Work item. For this task, every record below must be reproduced exactly.

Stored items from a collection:
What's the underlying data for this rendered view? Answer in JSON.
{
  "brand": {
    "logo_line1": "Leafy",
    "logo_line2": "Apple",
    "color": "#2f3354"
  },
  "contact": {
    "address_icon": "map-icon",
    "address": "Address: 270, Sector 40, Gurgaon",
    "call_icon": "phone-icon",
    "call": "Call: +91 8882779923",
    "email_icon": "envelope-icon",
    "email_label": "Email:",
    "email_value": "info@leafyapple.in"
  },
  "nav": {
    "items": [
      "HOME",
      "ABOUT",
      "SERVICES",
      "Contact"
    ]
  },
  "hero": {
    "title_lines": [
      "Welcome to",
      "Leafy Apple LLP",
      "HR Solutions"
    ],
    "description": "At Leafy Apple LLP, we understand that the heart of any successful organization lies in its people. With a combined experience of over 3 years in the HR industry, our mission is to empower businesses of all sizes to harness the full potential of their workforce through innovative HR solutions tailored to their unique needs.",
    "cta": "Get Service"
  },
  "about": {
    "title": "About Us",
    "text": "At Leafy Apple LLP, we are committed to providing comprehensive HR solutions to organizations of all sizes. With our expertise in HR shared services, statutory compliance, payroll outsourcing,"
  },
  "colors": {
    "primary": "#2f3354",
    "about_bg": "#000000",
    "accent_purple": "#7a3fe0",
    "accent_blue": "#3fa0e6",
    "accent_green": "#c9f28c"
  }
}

Exercise response.
What's the underlying data for this rendered view? Answer in JSON.
{
  "brand": {
    "logo_line1": "Leafy",
    "logo_line2": "Apple",
    "color": "#2f3354"
  },
  "contact": {
    "address_icon": "map-icon",
    "address": "Address: 270, Sector 40, Gurgaon",
    "call_icon": "phone-icon",
    "call": "Call: +91 8882779923",
    "email_icon": "envelope-icon",
    "email_label": "Email:",
    "email_value": "info@leafyapple.in"
  },
  "nav": {
    "items": [
      "HOME",
      "ABOUT",
      "SERVICES",
      "Contact"
    ]
  },
  "hero": {
    "title_lines": [
      "Welcome to",
      "Leafy Apple LLP",
      "HR Solutions"
    ],
    "description": "At Leafy Apple LLP, we understand that the heart of any successful organization lies in its people. With a combined experience of over 3 years in the HR industry, our mission is to empower businesses of all sizes to harness the full potential of their workforce through innovative HR solutions tailored to their unique needs.",
    "cta": "Get Service"
  },
  "about": {
    "title": "About Us",
    "text": "At Leafy Apple LLP, we are committed to providing comprehensive HR solutions to organizations of all sizes. With our expertise in HR shared services, statutory compliance, payroll outsourcing,"
  },
  "colors": {
    "primary": "#2f3354",
    "about_bg": "#000000",
    "accent_purple": "#7a3fe0",
    "accent_blue": "#3fa0e6",
    "accent_green": "#c9f28c"
  }
}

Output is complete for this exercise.